When it's time to write a resume – indeed when it's time to do a job search – you want to tell the story of your career to potential employers, in a way that gets you the job.
This is the "arty" part of resume writing and though it's a way to make resume writing far more interesting, it can be as difficult as any artistic effort. You may have trouble starting – or stopping. You may get writer's block, or not be sure what to include.
Either way, work on telling your story.
A few quick tips
- Try and find a way to summarize your story quickly, effectively, and honestly.
- Figure out the "tone" of what you're going to be telling people. Is yours a tale of struggle and success? Are you exceptional in some way? Is this the start of an epic career or it's continuation?
- Don't leave out bad things such as unemployment, misfired career choices, and so on. If they fit into your narrative, include them.
- A good guide I find is to imagine your story is like a pitch from a book or a movie. These are similar to the "elevator pitches" you hear about in job searching.

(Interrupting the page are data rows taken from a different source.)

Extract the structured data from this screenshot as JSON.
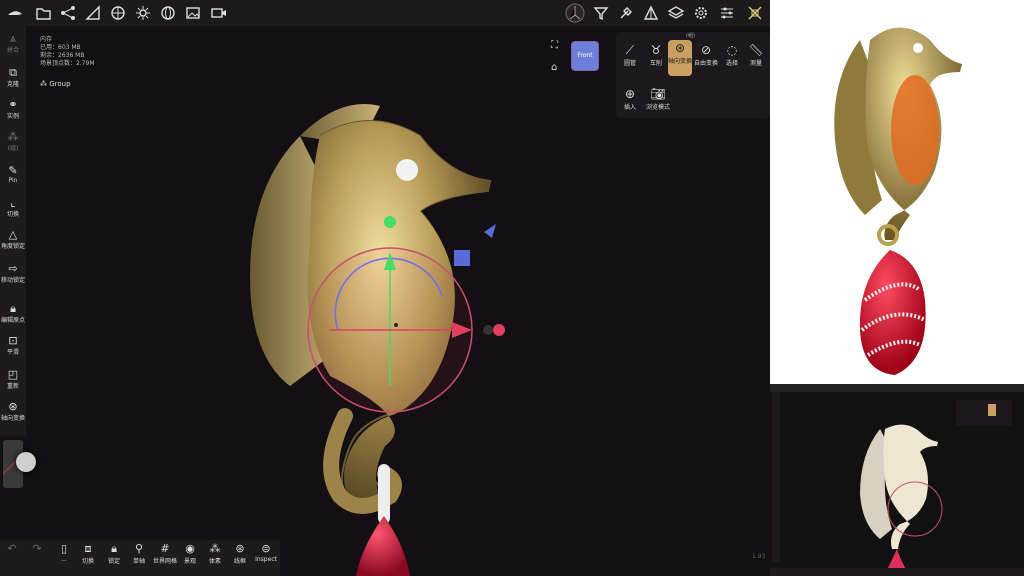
{
  "topbar": {
    "icons": [
      "brand-logo-icon",
      "folder-icon",
      "share-icon",
      "ruler-icon",
      "grid-icon",
      "sun-icon",
      "globe-icon",
      "image-icon",
      "video-icon"
    ],
    "right_icons": [
      "view-orb-icon",
      "filter-icon",
      "tool-icon",
      "triangle-icon",
      "layers-icon",
      "settings-icon",
      "sliders-icon",
      "transform-icon"
    ]
  },
  "left_toolbar": {
    "items": [
      {
        "label": "拼合",
        "icon": "triangle-stack-icon",
        "dim": true
      },
      {
        "label": "克隆",
        "icon": "clone-icon",
        "dim": false
      },
      {
        "label": "实例",
        "icon": "link-icon",
        "dim": false
      },
      {
        "label": "(组)",
        "icon": "group-icon",
        "dim": true
      },
      {
        "label": "Pin",
        "icon": "pin-icon",
        "dim": false
      },
      {
        "label": "切换",
        "icon": "switch-icon",
        "dim": false
      },
      {
        "label": "角度锁定",
        "icon": "angle-icon",
        "dim": false
      },
      {
        "label": "移动锁定",
        "icon": "move-icon",
        "dim": false
      },
      {
        "label": "编辑原点",
        "icon": "lock-icon",
        "dim": false
      },
      {
        "label": "平滑",
        "icon": "smooth-icon",
        "dim": false
      },
      {
        "label": "重新",
        "icon": "redo-box-icon",
        "dim": false
      },
      {
        "label": "轴向变换",
        "icon": "axis-transform-icon",
        "dim": false
      }
    ]
  },
  "info_panel": {
    "title": "内存",
    "used": "已用：603 MB",
    "free": "剩余：2636 MB",
    "vertices": "场景顶点数：2.79M"
  },
  "outliner": {
    "group_label": "Group"
  },
  "viewcube": {
    "label": "Front"
  },
  "right_toolbar": {
    "header": "(组)",
    "items": [
      {
        "label": "圆管",
        "icon": "tube-icon"
      },
      {
        "label": "车削",
        "icon": "lathe-icon"
      },
      {
        "label": "轴向变换",
        "icon": "axis-transform-icon",
        "active": true
      },
      {
        "label": "自由变换",
        "icon": "free-transform-icon"
      },
      {
        "label": "选择",
        "icon": "select-icon"
      },
      {
        "label": "测量",
        "icon": "measure-icon"
      },
      {
        "label": "插入",
        "icon": "insert-icon"
      },
      {
        "label": "浏览模式",
        "icon": "camera-icon"
      }
    ]
  },
  "bottom_toolbar": {
    "items": [
      {
        "label": "",
        "icon": "undo-icon",
        "dim": true
      },
      {
        "label": "",
        "icon": "redo-icon",
        "dim": true
      },
      {
        "label": "...",
        "icon": "phone-icon"
      },
      {
        "label": "切换",
        "icon": "image-swap-icon"
      },
      {
        "label": "锁定",
        "icon": "lock-icon"
      },
      {
        "label": "单轴",
        "icon": "search-icon"
      },
      {
        "label": "世界网格",
        "icon": "grid-icon"
      },
      {
        "label": "景观",
        "icon": "eye-icon"
      },
      {
        "label": "体素",
        "icon": "voxel-icon"
      },
      {
        "label": "线框",
        "icon": "wireframe-icon"
      },
      {
        "label": "Inspect",
        "icon": "inspect-icon"
      }
    ]
  },
  "status": {
    "fps": "1.93"
  },
  "colors": {
    "accent": "#caa060",
    "gizmo_x": "#e04060",
    "gizmo_y": "#44dd66",
    "gizmo_z": "#5a6ad8"
  }
}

I find there are three basic kinds of job searches, and thus three basic kinds of resumes, and three basic kinds of stories. Deciding which you're going to do is important as it will set the tone for your story and how you build your resume:
TYPE 1: General Resume
The General Resume tells the basics; what you've done, where you were educated, and what you're good at. It's basically a "here I am" tale. Think of it as a basic character piece that lists the high points of your professional life without any particular direction or dramatic theme.
The General Resume is the least useful and compelling of all resumes, but it does have it's place:
- It's not a bad resume for people starting out in careers or suddenly in the work force with little direction.
- It's a good resume for temp agencies and other places when you're looking to get working quickly.
- Making a general resume is good practice for specific resumes.
- A good general resume can be tweaked.
TYPE 2: Job Resume
The Job Resume's story focuses on your profession. It tells people why you're a good programmer, copy editor, chemist, etc. It's the tale of you as a professional doing specific tasks and achieving specific job-related goals. I like to think of these kind of resumes as being the equivalent of a "profession-focused story" – like a detective tale, medical mystery, etc.
A Job Resume's place is:
- When you've established yourself as competent at a profession or are seeking to establish yourself.
- When you're looking for a given job but aren't fussy – or just don't care – about the industry or location.
- When you're broadening your career interest into multiple industries and want to paint yourself in broad strokes.
- You're a consultant or seeking a consulting position that's highly profession-focused.
A Job Resume is usually better for the search than a General Resume because it specifically shows who you are and what you can do. If this is your focus, you need to show skills, how you used them, and how you got them.
You might have several job resumes depending on the different professions you've done or are capable of doing. Sure you're a programmer, but you might also be a web programmer, an inventory systems designer, etc.
TYPE 3: Career Resume
If the General Resume is a character piece and the Job Resume is the equivalent of a "profession-driven" story like detective novels or an action-hero film, the Career Resume is the epic tale. It's the big picture story, the grand sweep. Think of it as the Lord of the Rings of resumes.
In a Career resume you focus on who you are, what you do, and the sweep of your career – the industries you worked in, your goals, etc. A Career resumes goal is to show that you are the right person for a job, in a given profession, for a given industry or set of industries – or even a given company or client.
In your job searches and career you want to have the knowledge, experience, and personal focus to move to a Career Resume as soon as possible. A Career Resume is the kind of resume that tells a story that ties all of your life and career together in one big whole.
The place of a Career Resume is to:
- Communicate a coherent career story – even, perhaps, some of the detours and mistakes you made.
- Present the big picture (your career) and the small picture (skills, achievements) as a single whole.
- Display your place in the professional world.
You don't have to have had twenty years experienced or worked with big clients to have a career resume – what you need is direction and the ability to explain yourself and your career in relation to that directions. You could be a programmer with twenty years experience in gaming – or you could be a junior admin assistant who is going to make it in gaming no matter what.
Note that you may have several career resumes depending on how specifically you're directing yourself. You might even make specific ones for individual clients or companies or industries so you can tell a story pitched just to them.
So figure out which kind of story you're going to tell or need to tell. Next column, I'll talk about the parts of your resume – and how they tell a story.
– Steven Savage